Assignment:
Find the string "this" in the records. Copy each line that has it.

Data supplied:
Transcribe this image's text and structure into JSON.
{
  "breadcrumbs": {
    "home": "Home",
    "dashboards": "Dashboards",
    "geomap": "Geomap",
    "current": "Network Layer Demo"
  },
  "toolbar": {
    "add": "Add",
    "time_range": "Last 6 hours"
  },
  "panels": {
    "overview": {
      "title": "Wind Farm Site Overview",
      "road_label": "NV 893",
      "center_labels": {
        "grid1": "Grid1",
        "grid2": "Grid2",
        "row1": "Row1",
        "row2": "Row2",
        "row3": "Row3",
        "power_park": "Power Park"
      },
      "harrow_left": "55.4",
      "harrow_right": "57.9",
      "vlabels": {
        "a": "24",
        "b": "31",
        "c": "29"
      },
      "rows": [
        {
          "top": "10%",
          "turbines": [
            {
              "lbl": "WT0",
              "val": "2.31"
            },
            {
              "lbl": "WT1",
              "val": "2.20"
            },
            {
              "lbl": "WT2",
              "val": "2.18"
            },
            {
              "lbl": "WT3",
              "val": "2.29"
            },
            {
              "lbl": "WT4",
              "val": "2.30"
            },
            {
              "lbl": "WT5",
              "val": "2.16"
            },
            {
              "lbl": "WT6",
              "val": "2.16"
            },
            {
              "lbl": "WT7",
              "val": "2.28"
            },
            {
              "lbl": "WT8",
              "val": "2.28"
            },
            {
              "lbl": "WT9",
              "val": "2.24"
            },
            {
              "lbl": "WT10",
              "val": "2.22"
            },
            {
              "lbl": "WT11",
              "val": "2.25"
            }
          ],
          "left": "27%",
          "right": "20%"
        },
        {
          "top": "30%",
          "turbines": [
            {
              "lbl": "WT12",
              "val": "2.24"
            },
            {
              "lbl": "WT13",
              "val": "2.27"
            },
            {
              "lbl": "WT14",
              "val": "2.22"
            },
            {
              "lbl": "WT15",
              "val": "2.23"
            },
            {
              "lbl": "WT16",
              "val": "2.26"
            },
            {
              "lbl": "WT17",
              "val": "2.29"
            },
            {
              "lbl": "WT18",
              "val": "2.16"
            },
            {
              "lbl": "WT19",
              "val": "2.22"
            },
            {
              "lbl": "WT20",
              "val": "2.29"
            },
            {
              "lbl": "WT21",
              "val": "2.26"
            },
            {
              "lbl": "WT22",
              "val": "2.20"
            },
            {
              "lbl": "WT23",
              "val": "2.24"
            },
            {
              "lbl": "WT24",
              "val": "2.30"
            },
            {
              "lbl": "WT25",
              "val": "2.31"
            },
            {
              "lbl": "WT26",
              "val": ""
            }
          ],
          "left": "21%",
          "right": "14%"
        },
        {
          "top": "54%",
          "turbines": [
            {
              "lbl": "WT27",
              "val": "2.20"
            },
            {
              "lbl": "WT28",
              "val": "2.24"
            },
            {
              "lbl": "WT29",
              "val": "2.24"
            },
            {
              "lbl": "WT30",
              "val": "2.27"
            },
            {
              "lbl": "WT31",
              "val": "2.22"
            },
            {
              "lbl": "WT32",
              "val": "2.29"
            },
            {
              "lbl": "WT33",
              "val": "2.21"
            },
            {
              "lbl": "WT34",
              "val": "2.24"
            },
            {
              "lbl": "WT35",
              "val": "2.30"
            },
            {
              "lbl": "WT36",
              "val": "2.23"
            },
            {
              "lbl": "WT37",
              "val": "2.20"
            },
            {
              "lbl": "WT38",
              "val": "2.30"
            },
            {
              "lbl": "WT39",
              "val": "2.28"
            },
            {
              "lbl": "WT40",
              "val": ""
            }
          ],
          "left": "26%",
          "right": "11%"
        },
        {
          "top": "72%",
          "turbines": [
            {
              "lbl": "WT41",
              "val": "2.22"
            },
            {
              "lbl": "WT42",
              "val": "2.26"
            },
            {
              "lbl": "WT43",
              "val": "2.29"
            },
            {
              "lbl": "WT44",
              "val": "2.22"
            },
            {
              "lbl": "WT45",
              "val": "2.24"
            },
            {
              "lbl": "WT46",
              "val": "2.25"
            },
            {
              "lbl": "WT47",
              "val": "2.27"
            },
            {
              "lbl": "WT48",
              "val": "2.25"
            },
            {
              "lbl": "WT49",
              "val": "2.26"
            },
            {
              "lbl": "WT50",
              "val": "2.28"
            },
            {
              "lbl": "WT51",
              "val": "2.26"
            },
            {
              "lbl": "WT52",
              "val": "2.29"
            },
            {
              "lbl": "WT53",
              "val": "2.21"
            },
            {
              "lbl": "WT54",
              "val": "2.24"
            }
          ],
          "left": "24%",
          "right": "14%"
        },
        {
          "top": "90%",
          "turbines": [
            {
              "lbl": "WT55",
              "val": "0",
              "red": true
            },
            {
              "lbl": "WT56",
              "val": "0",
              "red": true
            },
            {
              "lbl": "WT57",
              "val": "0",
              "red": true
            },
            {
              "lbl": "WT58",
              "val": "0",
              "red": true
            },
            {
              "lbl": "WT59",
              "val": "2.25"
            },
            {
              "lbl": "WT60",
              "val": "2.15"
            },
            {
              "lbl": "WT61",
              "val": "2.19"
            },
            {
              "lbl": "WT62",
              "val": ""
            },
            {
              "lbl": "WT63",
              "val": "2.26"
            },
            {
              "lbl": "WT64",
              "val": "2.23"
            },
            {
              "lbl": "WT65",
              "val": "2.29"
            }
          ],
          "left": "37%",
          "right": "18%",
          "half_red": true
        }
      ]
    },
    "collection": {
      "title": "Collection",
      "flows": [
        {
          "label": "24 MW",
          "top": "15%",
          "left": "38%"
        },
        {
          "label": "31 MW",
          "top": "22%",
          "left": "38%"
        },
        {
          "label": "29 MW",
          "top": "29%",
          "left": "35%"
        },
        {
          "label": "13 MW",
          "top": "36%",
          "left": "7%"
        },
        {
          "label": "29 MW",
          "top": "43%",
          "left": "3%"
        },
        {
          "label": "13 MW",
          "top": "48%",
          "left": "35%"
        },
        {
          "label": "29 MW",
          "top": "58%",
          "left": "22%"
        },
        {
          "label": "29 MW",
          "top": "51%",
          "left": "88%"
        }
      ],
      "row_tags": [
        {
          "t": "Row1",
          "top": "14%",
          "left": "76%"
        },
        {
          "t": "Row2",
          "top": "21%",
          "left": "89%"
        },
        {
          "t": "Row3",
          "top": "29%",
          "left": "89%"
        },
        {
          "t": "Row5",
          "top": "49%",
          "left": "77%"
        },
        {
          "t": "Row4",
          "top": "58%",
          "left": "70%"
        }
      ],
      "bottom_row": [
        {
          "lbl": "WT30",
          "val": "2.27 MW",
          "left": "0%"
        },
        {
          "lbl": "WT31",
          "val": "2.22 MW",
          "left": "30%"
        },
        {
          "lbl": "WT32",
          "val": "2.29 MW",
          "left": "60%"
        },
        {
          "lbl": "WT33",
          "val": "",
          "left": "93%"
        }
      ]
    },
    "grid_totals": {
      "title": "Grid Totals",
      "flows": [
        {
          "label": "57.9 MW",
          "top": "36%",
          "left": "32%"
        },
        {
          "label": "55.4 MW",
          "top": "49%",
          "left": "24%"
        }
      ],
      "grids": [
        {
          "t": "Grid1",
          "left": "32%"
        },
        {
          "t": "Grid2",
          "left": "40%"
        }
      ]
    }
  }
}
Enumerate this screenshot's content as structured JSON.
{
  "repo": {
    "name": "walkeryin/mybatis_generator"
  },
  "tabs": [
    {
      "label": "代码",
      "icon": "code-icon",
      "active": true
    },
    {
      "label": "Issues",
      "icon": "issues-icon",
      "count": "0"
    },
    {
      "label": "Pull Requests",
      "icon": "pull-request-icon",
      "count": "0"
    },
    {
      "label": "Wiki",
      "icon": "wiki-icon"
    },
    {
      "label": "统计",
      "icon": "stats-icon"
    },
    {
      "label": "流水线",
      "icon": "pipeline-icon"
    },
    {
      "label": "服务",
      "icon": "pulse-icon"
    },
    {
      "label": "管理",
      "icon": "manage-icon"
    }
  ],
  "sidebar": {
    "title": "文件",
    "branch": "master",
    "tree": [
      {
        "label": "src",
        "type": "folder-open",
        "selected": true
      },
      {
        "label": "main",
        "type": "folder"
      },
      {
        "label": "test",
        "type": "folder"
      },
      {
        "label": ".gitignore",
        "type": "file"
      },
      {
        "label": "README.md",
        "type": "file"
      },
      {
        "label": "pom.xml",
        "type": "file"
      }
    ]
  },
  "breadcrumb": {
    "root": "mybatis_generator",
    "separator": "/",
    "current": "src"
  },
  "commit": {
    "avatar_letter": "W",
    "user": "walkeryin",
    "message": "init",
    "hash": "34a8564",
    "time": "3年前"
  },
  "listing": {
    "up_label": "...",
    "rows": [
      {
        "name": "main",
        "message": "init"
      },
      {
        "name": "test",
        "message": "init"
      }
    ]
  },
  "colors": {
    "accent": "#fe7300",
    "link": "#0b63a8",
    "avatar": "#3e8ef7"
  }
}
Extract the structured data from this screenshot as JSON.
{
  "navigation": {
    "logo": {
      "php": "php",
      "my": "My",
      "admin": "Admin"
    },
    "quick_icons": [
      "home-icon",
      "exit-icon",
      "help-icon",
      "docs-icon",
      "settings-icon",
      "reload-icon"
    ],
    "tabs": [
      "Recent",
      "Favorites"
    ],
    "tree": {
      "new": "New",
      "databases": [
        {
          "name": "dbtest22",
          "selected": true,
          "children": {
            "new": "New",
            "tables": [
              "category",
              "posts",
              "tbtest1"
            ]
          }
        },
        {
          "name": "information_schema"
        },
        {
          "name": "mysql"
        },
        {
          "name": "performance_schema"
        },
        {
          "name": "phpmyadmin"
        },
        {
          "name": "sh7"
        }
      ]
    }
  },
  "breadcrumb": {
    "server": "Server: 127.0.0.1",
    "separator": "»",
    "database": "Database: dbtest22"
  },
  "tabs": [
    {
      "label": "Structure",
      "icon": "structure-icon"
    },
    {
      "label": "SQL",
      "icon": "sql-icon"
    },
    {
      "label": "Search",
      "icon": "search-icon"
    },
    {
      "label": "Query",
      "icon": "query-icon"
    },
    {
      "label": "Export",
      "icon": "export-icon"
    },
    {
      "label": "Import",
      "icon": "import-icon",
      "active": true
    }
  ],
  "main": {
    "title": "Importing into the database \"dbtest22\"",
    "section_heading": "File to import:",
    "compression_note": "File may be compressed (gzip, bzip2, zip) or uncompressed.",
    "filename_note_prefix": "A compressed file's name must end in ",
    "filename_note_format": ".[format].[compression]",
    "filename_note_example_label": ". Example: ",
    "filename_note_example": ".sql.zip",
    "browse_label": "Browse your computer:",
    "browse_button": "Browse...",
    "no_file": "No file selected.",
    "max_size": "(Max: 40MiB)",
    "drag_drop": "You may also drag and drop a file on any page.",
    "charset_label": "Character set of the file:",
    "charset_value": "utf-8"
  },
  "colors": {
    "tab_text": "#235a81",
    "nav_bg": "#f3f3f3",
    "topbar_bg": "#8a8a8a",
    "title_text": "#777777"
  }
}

Answer below:
Transcribe this image's text and structure into JSON.
Enumerate this screenshot's content as structured JSON.
Extract the structured data from this screenshot as JSON.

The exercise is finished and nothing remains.